◆ Task objective: Your answer must repeat all of the entries word for word, without any images.

◆ Record excerpts:
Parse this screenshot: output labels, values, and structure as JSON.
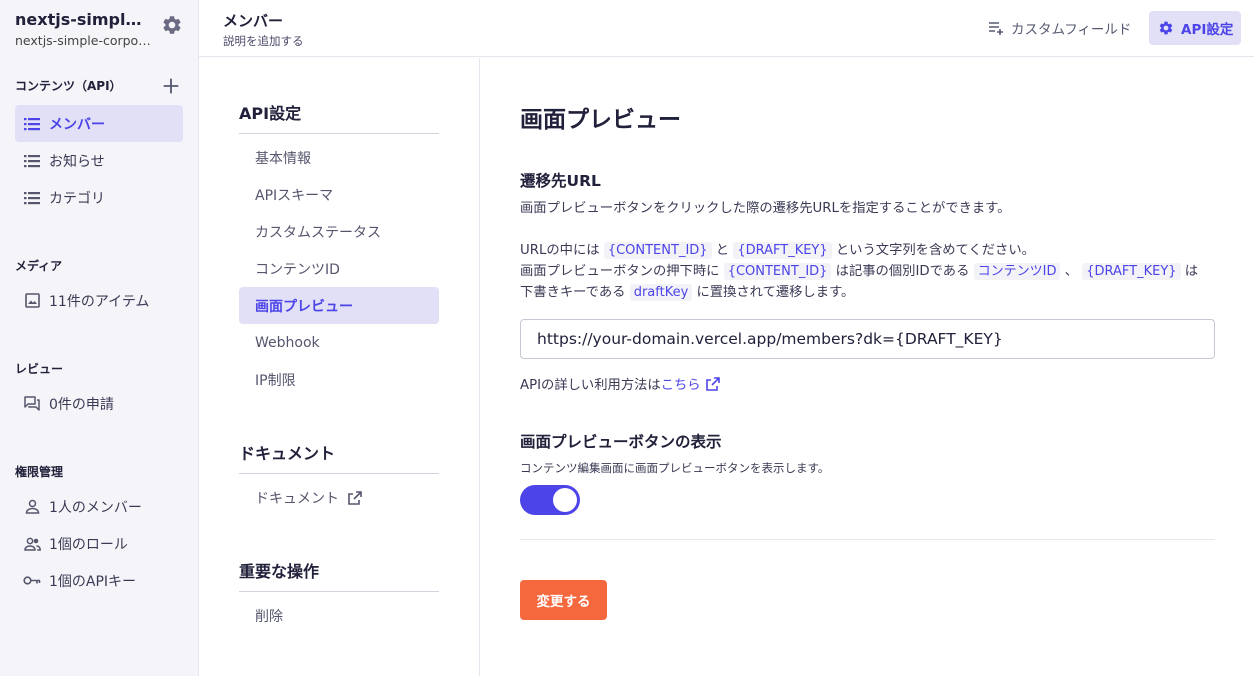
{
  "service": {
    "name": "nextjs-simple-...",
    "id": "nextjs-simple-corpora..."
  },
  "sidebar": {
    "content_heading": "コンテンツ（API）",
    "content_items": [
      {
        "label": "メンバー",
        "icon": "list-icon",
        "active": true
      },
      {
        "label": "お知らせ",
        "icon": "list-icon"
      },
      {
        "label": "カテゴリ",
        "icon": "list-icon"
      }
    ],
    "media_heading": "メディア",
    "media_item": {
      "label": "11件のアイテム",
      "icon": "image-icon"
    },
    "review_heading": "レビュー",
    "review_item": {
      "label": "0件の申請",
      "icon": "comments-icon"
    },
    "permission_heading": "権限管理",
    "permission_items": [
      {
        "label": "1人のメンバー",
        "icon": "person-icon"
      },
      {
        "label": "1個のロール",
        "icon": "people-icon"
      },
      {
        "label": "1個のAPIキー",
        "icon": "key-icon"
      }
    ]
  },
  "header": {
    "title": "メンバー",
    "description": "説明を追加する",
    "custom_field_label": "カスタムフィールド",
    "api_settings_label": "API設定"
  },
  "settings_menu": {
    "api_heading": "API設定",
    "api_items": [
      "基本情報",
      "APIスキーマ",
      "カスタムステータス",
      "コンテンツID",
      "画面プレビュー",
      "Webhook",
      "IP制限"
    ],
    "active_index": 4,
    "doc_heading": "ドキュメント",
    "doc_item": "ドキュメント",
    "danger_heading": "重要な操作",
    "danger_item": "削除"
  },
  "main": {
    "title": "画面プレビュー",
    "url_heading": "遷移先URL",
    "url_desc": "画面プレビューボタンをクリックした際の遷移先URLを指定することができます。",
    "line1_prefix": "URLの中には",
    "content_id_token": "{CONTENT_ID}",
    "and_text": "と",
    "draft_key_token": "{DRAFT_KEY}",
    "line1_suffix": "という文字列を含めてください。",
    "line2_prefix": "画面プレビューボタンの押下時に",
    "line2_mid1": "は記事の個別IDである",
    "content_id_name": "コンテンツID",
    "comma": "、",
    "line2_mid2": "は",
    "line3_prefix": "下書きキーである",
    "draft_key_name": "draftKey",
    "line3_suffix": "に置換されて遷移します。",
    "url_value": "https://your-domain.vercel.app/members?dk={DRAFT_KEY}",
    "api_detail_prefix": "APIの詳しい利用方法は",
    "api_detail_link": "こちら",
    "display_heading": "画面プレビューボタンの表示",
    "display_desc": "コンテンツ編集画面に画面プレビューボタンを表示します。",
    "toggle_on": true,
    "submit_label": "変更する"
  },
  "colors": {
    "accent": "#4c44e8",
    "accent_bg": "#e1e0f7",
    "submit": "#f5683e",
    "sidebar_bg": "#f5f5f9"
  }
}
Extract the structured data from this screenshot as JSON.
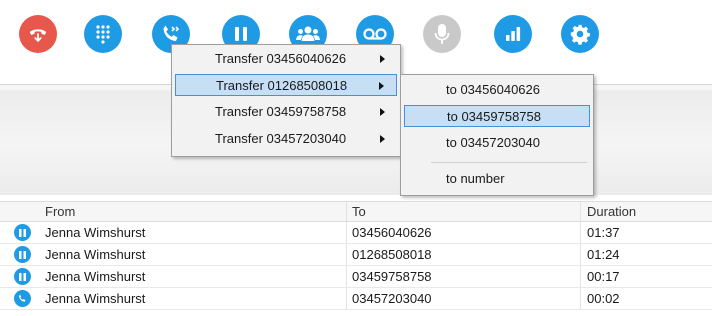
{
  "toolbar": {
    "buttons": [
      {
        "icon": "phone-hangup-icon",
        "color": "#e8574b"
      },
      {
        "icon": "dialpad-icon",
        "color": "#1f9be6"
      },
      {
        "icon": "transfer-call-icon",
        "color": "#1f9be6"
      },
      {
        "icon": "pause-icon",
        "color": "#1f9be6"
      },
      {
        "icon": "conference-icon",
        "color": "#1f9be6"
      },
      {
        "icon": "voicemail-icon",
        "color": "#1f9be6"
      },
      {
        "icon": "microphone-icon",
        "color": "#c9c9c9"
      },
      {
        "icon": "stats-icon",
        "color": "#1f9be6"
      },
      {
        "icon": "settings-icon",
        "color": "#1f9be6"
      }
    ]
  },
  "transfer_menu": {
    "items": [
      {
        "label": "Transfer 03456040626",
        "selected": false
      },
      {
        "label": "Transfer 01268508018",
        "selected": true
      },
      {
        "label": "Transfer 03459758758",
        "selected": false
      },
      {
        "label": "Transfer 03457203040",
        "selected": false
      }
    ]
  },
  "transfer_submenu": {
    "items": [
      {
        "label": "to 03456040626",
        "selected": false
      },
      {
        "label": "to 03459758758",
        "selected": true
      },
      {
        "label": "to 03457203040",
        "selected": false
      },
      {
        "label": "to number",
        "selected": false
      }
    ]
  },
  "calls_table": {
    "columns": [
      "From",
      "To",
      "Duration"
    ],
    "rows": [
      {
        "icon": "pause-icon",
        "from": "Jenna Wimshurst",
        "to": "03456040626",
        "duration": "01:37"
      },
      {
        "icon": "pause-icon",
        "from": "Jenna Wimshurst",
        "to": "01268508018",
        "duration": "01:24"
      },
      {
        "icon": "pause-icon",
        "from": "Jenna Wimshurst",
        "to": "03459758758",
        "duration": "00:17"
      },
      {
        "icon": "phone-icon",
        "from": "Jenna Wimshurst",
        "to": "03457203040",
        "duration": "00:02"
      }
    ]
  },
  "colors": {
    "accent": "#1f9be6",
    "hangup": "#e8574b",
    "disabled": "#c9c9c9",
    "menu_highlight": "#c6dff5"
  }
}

◆ Answer area:
Parse this screenshot: output labels, values, and structure as JSON.
{
  "service": {
    "name": "nextjs-simple-...",
    "id": "nextjs-simple-corpora..."
  },
  "sidebar": {
    "content_heading": "コンテンツ（API）",
    "content_items": [
      {
        "label": "メンバー",
        "icon": "list-icon",
        "active": true
      },
      {
        "label": "お知らせ",
        "icon": "list-icon"
      },
      {
        "label": "カテゴリ",
        "icon": "list-icon"
      }
    ],
    "media_heading": "メディア",
    "media_item": {
      "label": "11件のアイテム",
      "icon": "image-icon"
    },
    "review_heading": "レビュー",
    "review_item": {
      "label": "0件の申請",
      "icon": "comments-icon"
    },
    "permission_heading": "権限管理",
    "permission_items": [
      {
        "label": "1人のメンバー",
        "icon": "person-icon"
      },
      {
        "label": "1個のロール",
        "icon": "people-icon"
      },
      {
        "label": "1個のAPIキー",
        "icon": "key-icon"
      }
    ]
  },
  "header": {
    "title": "メンバー",
    "description": "説明を追加する",
    "custom_field_label": "カスタムフィールド",
    "api_settings_label": "API設定"
  },
  "settings_menu": {
    "api_heading": "API設定",
    "api_items": [
      "基本情報",
      "APIスキーマ",
      "カスタムステータス",
      "コンテンツID",
      "画面プレビュー",
      "Webhook",
      "IP制限"
    ],
    "active_index": 4,
    "doc_heading": "ドキュメント",
    "doc_item": "ドキュメント",
    "danger_heading": "重要な操作",
    "danger_item": "削除"
  },
  "main": {
    "title": "画面プレビュー",
    "url_heading": "遷移先URL",
    "url_desc": "画面プレビューボタンをクリックした際の遷移先URLを指定することができます。",
    "line1_prefix": "URLの中には",
    "content_id_token": "{CONTENT_ID}",
    "and_text": "と",
    "draft_key_token": "{DRAFT_KEY}",
    "line1_suffix": "という文字列を含めてください。",
    "line2_prefix": "画面プレビューボタンの押下時に",
    "line2_mid1": "は記事の個別IDである",
    "content_id_name": "コンテンツID",
    "comma": "、",
    "line2_mid2": "は",
    "line3_prefix": "下書きキーである",
    "draft_key_name": "draftKey",
    "line3_suffix": "に置換されて遷移します。",
    "url_value": "https://your-domain.vercel.app/members?dk={DRAFT_KEY}",
    "api_detail_prefix": "APIの詳しい利用方法は",
    "api_detail_link": "こちら",
    "display_heading": "画面プレビューボタンの表示",
    "display_desc": "コンテンツ編集画面に画面プレビューボタンを表示します。",
    "toggle_on": true,
    "submit_label": "変更する"
  },
  "colors": {
    "accent": "#4c44e8",
    "accent_bg": "#e1e0f7",
    "submit": "#f5683e",
    "sidebar_bg": "#f5f5f9"
  }
}
Extract the structured data from this screenshot as JSON.
{
  "toolbar": {
    "buttons": [
      {
        "icon": "phone-hangup-icon",
        "color": "#e8574b"
      },
      {
        "icon": "dialpad-icon",
        "color": "#1f9be6"
      },
      {
        "icon": "transfer-call-icon",
        "color": "#1f9be6"
      },
      {
        "icon": "pause-icon",
        "color": "#1f9be6"
      },
      {
        "icon": "conference-icon",
        "color": "#1f9be6"
      },
      {
        "icon": "voicemail-icon",
        "color": "#1f9be6"
      },
      {
        "icon": "microphone-icon",
        "color": "#c9c9c9"
      },
      {
        "icon": "stats-icon",
        "color": "#1f9be6"
      },
      {
        "icon": "settings-icon",
        "color": "#1f9be6"
      }
    ]
  },
  "transfer_menu": {
    "items": [
      {
        "label": "Transfer 03456040626",
        "selected": false
      },
      {
        "label": "Transfer 01268508018",
        "selected": true
      },
      {
        "label": "Transfer 03459758758",
        "selected": false
      },
      {
        "label": "Transfer 03457203040",
        "selected": false
      }
    ]
  },
  "transfer_submenu": {
    "items": [
      {
        "label": "to 03456040626",
        "selected": false
      },
      {
        "label": "to 03459758758",
        "selected": true
      },
      {
        "label": "to 03457203040",
        "selected": false
      },
      {
        "label": "to number",
        "selected": false
      }
    ]
  },
  "calls_table": {
    "columns": [
      "From",
      "To",
      "Duration"
    ],
    "rows": [
      {
        "icon": "pause-icon",
        "from": "Jenna Wimshurst",
        "to": "03456040626",
        "duration": "01:37"
      },
      {
        "icon": "pause-icon",
        "from": "Jenna Wimshurst",
        "to": "01268508018",
        "duration": "01:24"
      },
      {
        "icon": "pause-icon",
        "from": "Jenna Wimshurst",
        "to": "03459758758",
        "duration": "00:17"
      },
      {
        "icon": "phone-icon",
        "from": "Jenna Wimshurst",
        "to": "03457203040",
        "duration": "00:02"
      }
    ]
  },
  "colors": {
    "accent": "#1f9be6",
    "hangup": "#e8574b",
    "disabled": "#c9c9c9",
    "menu_highlight": "#c6dff5"
  }
}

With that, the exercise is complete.